| TASK TO COMPLETE |
Pick out each line with the word "Seleziona" from the material that follows.

| PROVIDED DATA |
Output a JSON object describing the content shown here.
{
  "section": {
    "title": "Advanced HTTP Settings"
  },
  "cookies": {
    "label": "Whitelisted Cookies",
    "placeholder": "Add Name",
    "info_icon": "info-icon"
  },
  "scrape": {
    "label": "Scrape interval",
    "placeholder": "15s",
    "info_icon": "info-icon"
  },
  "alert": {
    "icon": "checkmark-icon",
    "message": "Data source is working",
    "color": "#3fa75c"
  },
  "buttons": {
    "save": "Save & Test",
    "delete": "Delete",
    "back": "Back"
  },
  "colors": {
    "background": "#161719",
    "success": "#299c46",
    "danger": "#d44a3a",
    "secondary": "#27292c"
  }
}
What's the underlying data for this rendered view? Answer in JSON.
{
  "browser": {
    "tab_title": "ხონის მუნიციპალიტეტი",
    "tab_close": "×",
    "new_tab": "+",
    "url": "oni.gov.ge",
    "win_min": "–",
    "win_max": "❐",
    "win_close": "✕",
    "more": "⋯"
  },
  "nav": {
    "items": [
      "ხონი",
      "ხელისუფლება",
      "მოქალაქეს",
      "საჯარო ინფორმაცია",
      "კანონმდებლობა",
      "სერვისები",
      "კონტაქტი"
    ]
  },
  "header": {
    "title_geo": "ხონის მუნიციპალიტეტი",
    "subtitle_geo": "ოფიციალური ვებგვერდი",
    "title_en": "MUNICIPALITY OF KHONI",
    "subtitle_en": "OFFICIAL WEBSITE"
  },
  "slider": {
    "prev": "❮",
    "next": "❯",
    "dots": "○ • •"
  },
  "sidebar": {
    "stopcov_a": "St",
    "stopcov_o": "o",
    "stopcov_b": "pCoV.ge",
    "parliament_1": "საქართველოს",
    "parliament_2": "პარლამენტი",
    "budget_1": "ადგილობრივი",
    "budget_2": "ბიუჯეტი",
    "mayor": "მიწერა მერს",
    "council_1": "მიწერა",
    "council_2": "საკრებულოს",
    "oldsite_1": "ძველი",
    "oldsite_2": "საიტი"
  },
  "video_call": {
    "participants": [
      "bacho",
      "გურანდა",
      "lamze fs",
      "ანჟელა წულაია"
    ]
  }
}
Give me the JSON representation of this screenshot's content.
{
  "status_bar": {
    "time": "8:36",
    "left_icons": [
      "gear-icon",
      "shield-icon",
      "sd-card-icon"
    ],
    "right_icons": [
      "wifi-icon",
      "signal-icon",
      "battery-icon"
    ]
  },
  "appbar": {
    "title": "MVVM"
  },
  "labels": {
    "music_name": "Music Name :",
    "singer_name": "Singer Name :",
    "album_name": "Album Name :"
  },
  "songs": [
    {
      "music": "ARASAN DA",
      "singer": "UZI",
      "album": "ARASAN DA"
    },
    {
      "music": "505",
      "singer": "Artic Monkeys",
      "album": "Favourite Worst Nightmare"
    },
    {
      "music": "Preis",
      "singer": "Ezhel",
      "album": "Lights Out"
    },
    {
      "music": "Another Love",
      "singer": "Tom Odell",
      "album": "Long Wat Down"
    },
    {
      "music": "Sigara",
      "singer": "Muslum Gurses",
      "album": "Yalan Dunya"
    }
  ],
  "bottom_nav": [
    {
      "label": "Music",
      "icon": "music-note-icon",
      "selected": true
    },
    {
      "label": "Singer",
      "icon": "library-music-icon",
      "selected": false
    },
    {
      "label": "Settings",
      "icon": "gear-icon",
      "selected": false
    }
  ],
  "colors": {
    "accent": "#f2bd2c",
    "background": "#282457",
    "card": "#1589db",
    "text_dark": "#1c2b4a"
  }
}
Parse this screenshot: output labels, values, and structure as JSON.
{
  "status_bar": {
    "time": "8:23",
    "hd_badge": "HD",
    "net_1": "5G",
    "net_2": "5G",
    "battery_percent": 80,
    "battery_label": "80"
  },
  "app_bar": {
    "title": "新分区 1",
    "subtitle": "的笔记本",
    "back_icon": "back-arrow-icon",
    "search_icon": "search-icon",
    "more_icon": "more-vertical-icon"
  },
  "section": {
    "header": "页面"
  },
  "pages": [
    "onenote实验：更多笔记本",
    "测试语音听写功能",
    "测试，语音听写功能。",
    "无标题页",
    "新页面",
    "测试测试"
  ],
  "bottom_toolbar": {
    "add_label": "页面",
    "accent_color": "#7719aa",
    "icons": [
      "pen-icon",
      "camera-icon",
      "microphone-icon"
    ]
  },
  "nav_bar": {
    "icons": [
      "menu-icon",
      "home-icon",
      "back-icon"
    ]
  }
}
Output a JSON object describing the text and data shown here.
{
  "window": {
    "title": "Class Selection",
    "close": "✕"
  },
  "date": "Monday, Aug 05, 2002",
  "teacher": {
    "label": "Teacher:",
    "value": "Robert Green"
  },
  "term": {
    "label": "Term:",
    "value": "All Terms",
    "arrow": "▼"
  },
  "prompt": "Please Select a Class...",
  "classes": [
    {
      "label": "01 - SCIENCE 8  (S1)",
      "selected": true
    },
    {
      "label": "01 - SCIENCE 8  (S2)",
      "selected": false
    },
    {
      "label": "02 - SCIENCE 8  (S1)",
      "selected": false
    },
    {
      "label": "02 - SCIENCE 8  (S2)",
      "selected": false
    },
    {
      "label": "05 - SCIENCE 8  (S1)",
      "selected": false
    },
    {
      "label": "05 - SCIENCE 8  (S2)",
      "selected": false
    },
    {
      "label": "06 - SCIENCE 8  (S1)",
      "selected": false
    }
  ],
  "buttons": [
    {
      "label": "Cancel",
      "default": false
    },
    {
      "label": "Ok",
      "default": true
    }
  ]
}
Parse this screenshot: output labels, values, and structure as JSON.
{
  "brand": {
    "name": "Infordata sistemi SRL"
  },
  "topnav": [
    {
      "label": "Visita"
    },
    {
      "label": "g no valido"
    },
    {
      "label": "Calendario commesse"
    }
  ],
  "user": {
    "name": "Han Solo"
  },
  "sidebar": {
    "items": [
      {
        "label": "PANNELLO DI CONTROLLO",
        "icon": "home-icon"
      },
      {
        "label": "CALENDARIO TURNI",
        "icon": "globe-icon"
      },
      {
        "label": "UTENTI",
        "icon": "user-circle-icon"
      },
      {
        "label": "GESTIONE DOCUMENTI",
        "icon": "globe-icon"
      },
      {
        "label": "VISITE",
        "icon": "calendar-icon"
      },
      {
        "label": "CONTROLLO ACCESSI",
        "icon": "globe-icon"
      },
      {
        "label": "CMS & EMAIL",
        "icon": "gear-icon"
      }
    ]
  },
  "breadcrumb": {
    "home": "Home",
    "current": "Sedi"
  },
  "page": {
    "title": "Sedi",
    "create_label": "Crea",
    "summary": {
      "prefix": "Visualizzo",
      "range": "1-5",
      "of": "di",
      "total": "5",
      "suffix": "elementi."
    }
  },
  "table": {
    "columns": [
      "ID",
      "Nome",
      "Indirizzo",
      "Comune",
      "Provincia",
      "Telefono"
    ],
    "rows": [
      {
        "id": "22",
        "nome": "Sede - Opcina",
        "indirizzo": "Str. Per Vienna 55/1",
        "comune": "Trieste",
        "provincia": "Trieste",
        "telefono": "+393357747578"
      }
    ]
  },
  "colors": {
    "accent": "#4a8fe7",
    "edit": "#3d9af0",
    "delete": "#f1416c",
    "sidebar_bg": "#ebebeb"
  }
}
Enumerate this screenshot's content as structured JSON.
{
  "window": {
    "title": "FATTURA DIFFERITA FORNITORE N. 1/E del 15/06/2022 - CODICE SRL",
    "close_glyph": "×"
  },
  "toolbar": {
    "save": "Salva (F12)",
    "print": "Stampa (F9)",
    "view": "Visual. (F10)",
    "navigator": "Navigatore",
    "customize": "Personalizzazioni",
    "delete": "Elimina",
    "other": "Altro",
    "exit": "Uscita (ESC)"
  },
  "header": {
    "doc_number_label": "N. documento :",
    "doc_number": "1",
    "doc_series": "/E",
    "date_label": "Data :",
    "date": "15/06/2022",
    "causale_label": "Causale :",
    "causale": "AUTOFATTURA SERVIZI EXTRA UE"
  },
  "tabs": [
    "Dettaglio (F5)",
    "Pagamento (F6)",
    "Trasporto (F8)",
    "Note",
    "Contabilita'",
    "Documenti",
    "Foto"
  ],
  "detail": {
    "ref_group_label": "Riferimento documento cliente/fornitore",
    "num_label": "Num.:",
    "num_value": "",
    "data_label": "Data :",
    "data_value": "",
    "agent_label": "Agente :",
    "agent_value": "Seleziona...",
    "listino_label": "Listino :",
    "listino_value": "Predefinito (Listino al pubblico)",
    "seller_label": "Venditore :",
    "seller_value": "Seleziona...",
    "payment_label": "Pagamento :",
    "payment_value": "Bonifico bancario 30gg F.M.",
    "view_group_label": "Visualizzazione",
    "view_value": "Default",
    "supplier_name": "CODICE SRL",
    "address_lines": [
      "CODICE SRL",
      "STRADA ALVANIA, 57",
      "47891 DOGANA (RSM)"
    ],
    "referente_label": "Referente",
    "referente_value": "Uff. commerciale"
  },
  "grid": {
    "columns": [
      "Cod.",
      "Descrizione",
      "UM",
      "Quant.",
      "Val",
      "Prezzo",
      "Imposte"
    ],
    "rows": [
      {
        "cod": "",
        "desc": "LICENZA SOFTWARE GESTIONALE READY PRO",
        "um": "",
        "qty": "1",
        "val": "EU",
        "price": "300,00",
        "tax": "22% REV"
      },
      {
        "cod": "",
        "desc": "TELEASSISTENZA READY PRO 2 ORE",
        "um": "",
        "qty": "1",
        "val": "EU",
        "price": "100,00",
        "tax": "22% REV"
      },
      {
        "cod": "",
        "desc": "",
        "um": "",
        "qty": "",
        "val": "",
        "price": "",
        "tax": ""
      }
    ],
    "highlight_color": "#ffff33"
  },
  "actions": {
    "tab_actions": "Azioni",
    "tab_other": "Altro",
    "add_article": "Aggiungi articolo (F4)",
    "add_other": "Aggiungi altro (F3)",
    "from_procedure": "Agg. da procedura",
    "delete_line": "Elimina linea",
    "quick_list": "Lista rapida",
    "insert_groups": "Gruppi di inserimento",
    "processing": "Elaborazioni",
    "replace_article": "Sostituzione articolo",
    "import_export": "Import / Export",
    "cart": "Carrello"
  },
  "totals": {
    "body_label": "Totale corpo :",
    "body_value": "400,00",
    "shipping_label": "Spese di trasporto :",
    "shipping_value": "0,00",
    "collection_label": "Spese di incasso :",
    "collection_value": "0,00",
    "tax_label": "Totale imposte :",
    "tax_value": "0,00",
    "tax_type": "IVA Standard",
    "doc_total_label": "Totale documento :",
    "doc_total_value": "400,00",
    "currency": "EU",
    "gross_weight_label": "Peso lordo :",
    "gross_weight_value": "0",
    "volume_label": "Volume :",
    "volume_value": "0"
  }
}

| WRITTEN ANSWER |
    "agent_value": "Seleziona...",
    "seller_value": "Seleziona...",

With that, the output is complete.